Miami Beach installs concrete barriers on Lincoln Road to ward off car attacks https://t.co/Uab0DANIHf
— Sydney Pereira (@sydneyp1234) August 26, 2017
Bourbon Street security barriers appear in the French Quarter https://t.co/2FH27bxcbF
— NOLA.com (@NOLAnews) February 21, 2017
Latest addition to work-in-progress Salesforce Tower, relevant in light of today's Barcelona horror: sidewalk security bollards pic.twitter.com/oUTJZg2Sb6
— John King (@JohnKingSFChron) August 17, 2017
Earlier this month in Fremont, California, officials brought in a dozen 15,000 pound barriers for their annual arts festival:
— NBC Bay Area (@nbcbayarea) August 6, 2017
Fremont has good reason to be cautious, since an Afghan refugee ran down nineteen people, killing one, with his SUV in 2006. Omed Aziz Popal claimed the people were evil and needed to be killed.

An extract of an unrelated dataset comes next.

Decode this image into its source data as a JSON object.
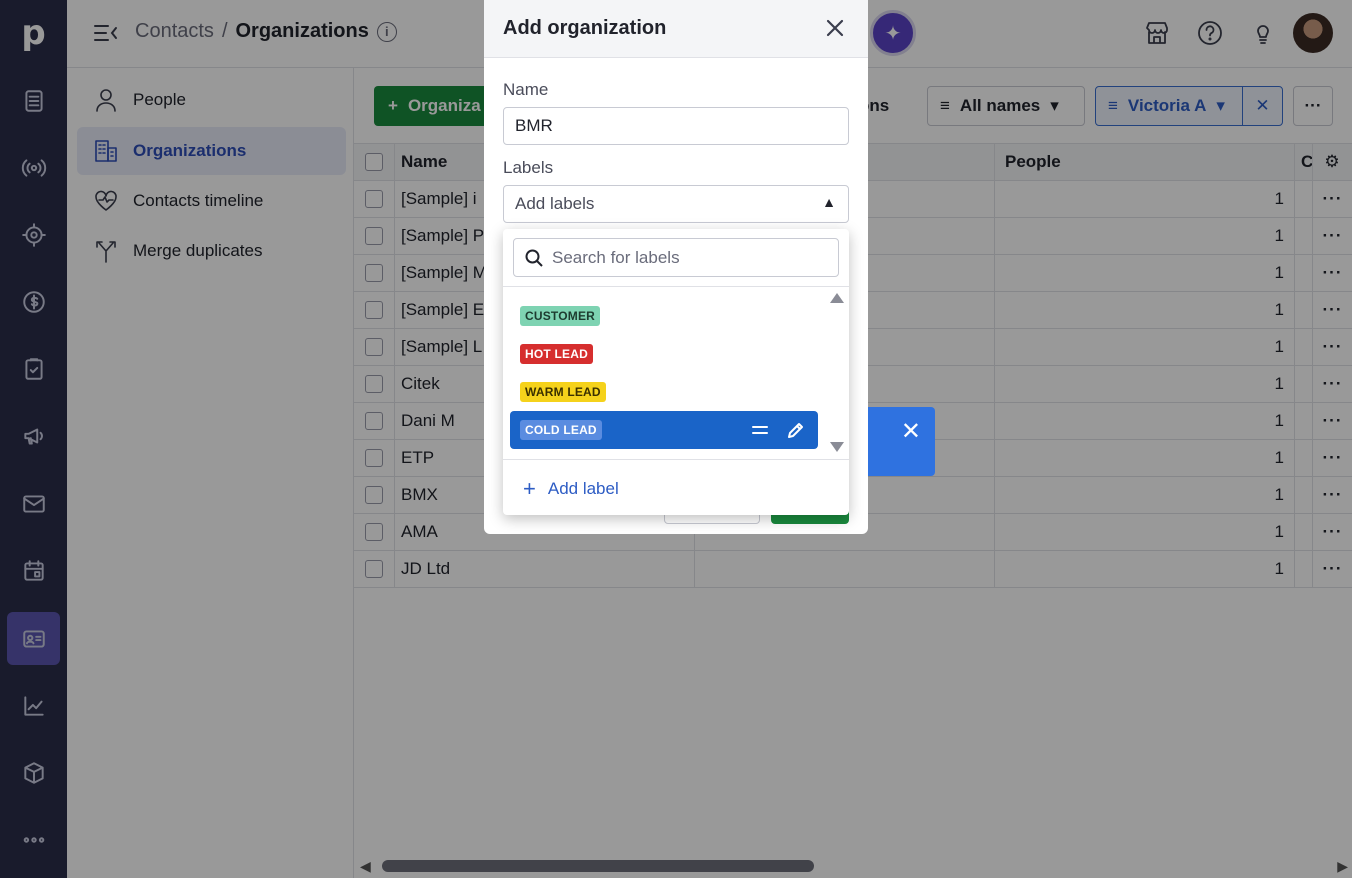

Charged with murder and attempted murder, he was found not guilty by reason of insanity.
Canada is also taking note of the trend:
Police will be erecting large barriers to deter deadly truck attacks similar to those seen in Nice and Berlin. https://t.co/DsfAAkf7Tc

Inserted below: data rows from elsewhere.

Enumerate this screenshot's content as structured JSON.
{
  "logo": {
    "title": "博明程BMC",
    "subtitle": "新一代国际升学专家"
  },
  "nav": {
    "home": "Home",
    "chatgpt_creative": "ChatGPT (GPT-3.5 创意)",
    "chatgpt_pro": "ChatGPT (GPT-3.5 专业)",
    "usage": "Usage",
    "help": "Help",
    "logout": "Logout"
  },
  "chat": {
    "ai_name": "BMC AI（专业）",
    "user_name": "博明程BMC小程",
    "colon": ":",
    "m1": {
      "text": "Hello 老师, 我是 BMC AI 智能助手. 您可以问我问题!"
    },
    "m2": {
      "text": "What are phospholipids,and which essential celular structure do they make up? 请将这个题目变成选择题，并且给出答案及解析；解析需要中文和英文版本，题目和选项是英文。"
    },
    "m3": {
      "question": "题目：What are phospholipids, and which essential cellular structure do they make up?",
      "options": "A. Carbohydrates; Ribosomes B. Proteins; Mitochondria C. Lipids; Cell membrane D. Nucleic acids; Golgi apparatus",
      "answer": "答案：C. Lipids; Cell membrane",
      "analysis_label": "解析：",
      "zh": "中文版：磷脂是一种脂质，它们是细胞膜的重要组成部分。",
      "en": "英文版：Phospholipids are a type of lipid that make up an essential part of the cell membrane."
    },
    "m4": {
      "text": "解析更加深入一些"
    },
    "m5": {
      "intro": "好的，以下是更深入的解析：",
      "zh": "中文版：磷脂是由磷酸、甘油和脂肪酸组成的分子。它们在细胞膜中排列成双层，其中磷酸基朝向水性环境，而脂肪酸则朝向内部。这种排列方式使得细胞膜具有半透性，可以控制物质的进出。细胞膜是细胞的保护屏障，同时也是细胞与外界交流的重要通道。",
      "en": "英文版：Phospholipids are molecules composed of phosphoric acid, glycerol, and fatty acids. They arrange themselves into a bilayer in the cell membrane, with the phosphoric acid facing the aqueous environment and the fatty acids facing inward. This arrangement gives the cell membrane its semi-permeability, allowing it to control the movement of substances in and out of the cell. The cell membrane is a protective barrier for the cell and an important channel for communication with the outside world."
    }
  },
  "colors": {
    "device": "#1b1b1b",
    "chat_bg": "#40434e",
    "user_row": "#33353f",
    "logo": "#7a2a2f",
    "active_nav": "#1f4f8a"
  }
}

— Globalnews.ca (@globalnews) December 30, 2016
The Barcelona barrier boom is also prompting new developments in technology to defeat car-ramming attacks. In Amsterdam, they’re trying a new form of asphalt to defeat attacks:
— De Speld (@DeSpeld) August 26, 2017
The problem has spawned a whole new art form — “crisis architecture”:
One of my favorite examples of crisis architecture. The Arsenal letters look nice, and they'll stop a car attack. pic.twitter.com/uA5KhCBd2Q
— Daveed Gartenstein-Ross (@DaveedGR) August 17, 2017
Another example is the IAM-sterdam sculpture placed in front of the square in front of the Rijksmuseum:
— I amsterdam (@Iamsterdam) June 3, 2017
In Copenhagen, they are adding trees to their terror barriers to make them more pedestrian and eco-friendly:
— JP Aarhus (@jpaarhus) August 23, 2017
With terror attacks hitting Western countries on an almost-daily basis (sometimes more than daily), one must assume that more cities and countries will continue to upgrade all forms of protection against terror attacks.
The result, however, is literally changing the face of the world as we know it. Perhaps permanently.